(PROBLEM)
Note each line of the listing that contains the string "accent", and copy it.

(LISTED ENTRIES)
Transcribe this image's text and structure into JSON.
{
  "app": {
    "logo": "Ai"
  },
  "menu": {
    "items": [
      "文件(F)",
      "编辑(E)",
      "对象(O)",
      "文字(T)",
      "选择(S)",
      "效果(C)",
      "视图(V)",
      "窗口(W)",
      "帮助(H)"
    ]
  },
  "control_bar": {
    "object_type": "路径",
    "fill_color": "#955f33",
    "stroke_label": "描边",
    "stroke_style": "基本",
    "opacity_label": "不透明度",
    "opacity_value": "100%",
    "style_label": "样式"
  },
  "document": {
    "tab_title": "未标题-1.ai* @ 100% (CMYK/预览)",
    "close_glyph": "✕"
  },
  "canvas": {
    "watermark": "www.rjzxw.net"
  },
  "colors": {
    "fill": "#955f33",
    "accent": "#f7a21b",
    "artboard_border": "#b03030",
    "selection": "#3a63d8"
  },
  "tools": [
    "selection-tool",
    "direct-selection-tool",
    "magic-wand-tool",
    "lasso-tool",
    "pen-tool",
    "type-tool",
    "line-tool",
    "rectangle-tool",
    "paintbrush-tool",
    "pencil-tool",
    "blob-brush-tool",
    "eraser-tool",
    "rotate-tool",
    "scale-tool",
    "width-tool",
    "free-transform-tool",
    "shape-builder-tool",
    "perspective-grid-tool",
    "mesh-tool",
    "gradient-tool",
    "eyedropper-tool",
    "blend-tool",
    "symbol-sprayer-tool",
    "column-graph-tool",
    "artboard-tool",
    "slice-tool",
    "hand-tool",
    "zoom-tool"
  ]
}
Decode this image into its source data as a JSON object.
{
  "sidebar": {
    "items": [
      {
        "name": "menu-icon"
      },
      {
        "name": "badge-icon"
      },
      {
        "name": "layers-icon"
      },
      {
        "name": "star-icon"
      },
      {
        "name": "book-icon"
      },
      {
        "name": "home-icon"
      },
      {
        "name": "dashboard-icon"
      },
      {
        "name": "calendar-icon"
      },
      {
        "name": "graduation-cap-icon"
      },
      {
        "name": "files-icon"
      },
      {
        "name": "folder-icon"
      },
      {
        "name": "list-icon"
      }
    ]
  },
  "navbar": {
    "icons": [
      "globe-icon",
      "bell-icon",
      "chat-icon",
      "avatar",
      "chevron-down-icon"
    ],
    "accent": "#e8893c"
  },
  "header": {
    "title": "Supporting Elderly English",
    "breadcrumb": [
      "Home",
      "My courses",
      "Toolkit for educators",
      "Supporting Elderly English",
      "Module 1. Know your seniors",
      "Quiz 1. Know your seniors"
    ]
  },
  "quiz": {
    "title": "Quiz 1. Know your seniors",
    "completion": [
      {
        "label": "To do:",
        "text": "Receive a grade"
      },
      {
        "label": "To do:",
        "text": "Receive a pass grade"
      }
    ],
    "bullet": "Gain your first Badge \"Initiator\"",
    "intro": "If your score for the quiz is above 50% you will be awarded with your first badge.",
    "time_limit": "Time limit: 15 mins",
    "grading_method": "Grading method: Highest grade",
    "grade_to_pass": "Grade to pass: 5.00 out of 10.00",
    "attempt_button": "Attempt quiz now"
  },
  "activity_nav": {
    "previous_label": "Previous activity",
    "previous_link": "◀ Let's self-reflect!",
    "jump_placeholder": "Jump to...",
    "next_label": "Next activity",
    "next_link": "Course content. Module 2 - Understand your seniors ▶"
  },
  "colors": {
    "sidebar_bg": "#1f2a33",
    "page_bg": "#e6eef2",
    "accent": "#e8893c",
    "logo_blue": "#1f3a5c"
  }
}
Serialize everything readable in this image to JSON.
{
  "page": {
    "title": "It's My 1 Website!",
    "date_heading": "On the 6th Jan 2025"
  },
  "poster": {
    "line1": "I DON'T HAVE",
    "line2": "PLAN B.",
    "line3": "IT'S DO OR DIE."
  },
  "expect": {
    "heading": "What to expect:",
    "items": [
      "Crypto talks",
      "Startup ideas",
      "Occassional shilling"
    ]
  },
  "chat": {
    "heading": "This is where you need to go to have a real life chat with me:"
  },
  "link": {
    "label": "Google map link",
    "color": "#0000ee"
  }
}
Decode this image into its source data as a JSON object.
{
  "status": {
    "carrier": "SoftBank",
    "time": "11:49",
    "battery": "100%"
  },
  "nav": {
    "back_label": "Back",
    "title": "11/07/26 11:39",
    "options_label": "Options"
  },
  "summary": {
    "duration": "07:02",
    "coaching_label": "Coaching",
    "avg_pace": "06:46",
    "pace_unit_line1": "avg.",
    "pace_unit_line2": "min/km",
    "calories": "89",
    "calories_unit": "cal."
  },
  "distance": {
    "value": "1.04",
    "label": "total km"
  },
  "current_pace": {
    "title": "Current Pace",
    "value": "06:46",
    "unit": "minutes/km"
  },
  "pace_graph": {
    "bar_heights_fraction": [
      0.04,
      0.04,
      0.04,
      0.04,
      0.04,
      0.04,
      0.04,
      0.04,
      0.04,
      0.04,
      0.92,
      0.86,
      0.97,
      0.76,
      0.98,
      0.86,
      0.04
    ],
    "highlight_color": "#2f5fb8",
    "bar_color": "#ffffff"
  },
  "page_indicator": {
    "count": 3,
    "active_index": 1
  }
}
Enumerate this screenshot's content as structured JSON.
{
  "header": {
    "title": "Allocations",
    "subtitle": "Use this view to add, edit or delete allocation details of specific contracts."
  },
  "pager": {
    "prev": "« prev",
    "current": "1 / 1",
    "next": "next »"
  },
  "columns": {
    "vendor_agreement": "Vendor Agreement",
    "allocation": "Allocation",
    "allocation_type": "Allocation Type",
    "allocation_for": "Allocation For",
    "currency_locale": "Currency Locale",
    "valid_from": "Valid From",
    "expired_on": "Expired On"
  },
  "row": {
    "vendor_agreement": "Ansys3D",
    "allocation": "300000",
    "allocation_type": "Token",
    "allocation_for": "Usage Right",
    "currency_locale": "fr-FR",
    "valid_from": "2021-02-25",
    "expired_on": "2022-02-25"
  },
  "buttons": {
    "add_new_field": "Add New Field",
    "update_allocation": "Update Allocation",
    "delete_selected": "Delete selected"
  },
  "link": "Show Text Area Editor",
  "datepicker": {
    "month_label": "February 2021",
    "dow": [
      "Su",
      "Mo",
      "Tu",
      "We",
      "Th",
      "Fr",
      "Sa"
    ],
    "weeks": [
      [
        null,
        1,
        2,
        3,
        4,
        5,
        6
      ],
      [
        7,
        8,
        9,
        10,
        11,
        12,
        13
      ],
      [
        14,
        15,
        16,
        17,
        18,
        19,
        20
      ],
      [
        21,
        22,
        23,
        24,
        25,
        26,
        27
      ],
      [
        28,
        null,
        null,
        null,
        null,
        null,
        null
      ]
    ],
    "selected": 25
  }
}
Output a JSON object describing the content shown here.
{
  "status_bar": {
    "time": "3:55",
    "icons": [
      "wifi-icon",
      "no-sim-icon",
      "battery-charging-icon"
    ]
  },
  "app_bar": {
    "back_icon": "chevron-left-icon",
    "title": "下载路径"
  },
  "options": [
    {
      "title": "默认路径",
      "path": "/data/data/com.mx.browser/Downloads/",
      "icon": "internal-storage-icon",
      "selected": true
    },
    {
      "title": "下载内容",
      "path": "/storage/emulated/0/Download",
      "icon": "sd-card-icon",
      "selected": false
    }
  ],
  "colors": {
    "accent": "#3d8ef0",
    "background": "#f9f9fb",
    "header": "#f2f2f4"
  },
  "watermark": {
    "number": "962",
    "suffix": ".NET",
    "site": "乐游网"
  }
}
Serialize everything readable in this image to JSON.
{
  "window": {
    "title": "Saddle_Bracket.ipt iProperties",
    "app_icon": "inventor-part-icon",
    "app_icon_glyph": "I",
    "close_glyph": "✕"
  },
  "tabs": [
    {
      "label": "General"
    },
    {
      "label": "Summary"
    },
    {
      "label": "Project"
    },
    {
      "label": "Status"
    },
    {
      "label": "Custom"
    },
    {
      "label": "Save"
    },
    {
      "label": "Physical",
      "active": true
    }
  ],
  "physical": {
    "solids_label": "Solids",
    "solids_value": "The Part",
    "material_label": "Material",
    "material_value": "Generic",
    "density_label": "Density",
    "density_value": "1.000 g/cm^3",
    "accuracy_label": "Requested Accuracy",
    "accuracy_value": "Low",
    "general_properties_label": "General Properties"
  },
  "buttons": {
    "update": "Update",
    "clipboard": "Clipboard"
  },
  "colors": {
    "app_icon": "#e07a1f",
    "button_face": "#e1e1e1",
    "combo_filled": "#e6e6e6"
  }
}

(RESPONSE BOX)
    "accent": "#f7a21b",
    "accent": "#e8893c"
    "accent": "#e8893c",
    "accent": "#3d8ef0",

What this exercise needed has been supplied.